Seven out of Ten Back English Parliament as Power2010 Project ‘Home Rule’ onto Westminster

Originally published 22nd April 2010

Guerilla-style projection brands Westminster the English Parliament for St George’s Day
Two thirds of voters (68%) in England believe England should have its own Parliament with similar powers to those of the Scottish Parliament, according to a new ICM poll for the Rowntree-backed democracy campaign group POWER2010 published on St George’s Day.

The findings come as POWER2010 stage a huge guerrilla-style projection of the St George’s flag with the words ‘Home Rule’ onto the Palace of Westminster to brand it English for a day.

The ICM poll shows a large majority (70%) of voters say that laws for England should be made by the House of Commons but only MPs representing English constituencies should be able to vote on them.
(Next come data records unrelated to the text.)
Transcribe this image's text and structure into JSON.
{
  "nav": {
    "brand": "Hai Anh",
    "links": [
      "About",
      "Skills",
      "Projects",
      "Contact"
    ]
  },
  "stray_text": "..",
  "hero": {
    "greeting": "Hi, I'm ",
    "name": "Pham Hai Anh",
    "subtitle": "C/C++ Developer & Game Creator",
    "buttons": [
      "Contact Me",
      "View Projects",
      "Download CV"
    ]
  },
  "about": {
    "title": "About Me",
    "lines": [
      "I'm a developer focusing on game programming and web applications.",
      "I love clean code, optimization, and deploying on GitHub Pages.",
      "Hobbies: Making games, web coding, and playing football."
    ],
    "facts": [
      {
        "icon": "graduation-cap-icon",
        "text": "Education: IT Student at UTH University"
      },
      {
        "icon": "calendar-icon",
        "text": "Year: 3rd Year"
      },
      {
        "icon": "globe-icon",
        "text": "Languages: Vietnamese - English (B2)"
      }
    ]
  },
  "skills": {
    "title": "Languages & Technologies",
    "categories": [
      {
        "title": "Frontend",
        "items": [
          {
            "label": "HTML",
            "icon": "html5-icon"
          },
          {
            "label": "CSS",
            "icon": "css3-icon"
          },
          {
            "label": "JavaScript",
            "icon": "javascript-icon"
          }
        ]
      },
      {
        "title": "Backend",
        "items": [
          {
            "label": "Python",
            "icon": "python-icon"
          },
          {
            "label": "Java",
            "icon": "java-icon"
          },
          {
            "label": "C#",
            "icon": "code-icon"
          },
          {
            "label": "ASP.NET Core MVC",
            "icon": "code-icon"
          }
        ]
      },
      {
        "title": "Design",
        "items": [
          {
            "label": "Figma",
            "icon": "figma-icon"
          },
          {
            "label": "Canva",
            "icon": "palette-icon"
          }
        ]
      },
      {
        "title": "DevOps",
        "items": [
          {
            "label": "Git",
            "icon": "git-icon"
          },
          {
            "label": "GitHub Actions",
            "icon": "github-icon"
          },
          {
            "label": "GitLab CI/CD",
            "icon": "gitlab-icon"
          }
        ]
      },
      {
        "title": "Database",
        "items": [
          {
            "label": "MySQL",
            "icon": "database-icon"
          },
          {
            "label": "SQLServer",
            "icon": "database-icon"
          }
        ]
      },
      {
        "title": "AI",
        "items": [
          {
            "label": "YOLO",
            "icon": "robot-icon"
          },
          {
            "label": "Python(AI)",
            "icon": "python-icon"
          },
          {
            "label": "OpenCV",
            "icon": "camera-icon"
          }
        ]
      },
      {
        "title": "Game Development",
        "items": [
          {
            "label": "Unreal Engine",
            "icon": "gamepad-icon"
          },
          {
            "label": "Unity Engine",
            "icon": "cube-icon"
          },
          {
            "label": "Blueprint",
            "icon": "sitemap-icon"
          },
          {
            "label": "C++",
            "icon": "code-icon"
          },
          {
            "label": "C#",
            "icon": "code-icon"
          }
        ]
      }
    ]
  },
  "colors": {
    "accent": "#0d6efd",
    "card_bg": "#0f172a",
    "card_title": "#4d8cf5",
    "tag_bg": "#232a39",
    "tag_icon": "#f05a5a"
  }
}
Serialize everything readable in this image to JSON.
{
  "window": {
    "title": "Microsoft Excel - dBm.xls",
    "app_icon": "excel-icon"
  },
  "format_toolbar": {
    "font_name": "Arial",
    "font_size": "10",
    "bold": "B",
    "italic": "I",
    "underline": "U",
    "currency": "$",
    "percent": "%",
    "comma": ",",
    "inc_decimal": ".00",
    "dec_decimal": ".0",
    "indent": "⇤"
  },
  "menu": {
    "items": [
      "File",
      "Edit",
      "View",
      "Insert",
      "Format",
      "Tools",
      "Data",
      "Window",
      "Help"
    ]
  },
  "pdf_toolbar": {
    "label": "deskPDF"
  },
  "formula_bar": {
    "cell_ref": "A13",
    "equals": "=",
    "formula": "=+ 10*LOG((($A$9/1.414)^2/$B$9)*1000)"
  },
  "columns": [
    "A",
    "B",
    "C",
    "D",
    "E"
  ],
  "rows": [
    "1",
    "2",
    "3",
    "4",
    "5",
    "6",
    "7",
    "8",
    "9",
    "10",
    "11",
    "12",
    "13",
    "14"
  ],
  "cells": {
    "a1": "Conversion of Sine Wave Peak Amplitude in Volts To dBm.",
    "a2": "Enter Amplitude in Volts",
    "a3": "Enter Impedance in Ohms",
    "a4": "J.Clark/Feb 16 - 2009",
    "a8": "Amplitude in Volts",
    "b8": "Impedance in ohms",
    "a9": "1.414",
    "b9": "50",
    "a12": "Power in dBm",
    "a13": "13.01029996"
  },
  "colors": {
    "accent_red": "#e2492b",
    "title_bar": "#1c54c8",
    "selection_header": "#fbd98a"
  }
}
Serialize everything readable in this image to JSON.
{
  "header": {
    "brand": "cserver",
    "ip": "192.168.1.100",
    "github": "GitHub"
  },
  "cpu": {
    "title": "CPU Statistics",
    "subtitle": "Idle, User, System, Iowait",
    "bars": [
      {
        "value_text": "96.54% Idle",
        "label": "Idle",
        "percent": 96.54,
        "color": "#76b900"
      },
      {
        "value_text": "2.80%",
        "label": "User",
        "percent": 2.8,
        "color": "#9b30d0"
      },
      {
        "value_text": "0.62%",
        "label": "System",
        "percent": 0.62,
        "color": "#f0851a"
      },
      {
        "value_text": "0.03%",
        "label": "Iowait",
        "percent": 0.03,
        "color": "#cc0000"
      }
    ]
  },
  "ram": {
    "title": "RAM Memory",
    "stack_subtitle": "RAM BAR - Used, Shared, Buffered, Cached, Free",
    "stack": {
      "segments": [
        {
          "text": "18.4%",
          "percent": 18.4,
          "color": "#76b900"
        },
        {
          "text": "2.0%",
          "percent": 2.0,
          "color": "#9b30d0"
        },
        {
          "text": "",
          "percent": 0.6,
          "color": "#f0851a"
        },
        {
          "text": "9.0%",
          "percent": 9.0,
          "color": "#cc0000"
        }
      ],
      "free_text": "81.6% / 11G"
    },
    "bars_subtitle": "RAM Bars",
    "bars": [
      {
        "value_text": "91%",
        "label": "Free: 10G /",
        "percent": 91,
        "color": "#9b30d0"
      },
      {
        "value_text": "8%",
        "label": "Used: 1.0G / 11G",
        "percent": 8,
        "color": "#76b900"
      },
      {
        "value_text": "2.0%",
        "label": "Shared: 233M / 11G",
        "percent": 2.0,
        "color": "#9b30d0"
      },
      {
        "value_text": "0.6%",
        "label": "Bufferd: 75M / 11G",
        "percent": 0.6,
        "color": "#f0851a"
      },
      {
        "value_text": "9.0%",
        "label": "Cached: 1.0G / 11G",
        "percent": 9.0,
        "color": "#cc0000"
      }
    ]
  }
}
English Votes on English Laws (EVoEL) is one of the five changes to fix politics backed by over 100,000 votes which now forms the POWER Pledge being put to all candidates standing in the General Election.

The poll of 1033 people across England also shows that less than a quarter (23%) of people in England feels either “more English than British” or “English not British”. Almost half – or 46% – of those questioned in the poll say they feel “equally British and English”. 24% of those questioned said they feel either “British not English” or “more British than English”, according to the poll. POWER2010 says this means that the fairness of decision-making matters more to people than Englishness.

Director of POWER2010, Pam Giddy, said today:

“England was not mentioned once in the leaders’ debate and has not featured at all during this campaign so far. Yet we now know people want a fairer way of making decisions that affect England.

“It suddenly feels like we are on the cusp of seismic changes to the way our politics is done. But so long as the unfair system we have at the moment persists it can only play into the hands of undemocratic voices like the BNP. With all the talk of reform in the air politicians should not duck the English question, but use the opportunity of St George’s day to say where they stand.

The Bogdanor-isation of Politics

Originally published 25th November 2009

I was reading this Guardian article about which of the Miliband brothers is least obnoxious when I got bored and scrolled down to the comments. And the comments alerted me to a very interesting fact: Philosophy, Politics and Economics at Oxford University is responsible for much of our failed political class.

You could hold a Labour leadership election from people with PPE degrees from Oxford.

David Miliband (PPE, Oxford)
Ed Miliband (PPE, Oxford)
James Purnell (PPE, Oxford)
Ed Balls (PPE, Oxford)
Jacqui Smith (PPE, Oxford)
Yvette Cooper (PPE, Oxford)
Ruth Kelly (PPE, Oxford)

You could put together a mini shadow cabinet.

Alan Duncan (PPE, Oxford)
Ann Widdecombe (PPE, Oxford)
Damian Green (PPE, Oxford)
David Cameron (PPE, Oxford)
David Willetts (PPE, Oxford)
George Young (PPE, Oxford)
William Hague (PPE, Oxford)

And you could interview the whole sodding lot using journalists with PPEs from Oxford.

Christopher Hitchens (PPE, Oxford)
David Dimbleby (PPE, Oxford)
Evan Davis (PPE, Oxford)
Jackie Ashley (PPE, Oxford)
John Sergeant (PPE, Oxford)
Lance Price (PPE, Oxford)
Michael Crick (PPE, Oxford)
Nick Robinson (PPE, Oxford)
Zeinab Badawi (PPE, Oxford)

And to think people complain about Eton.

UPDATE: the Oxford degree that runs Britain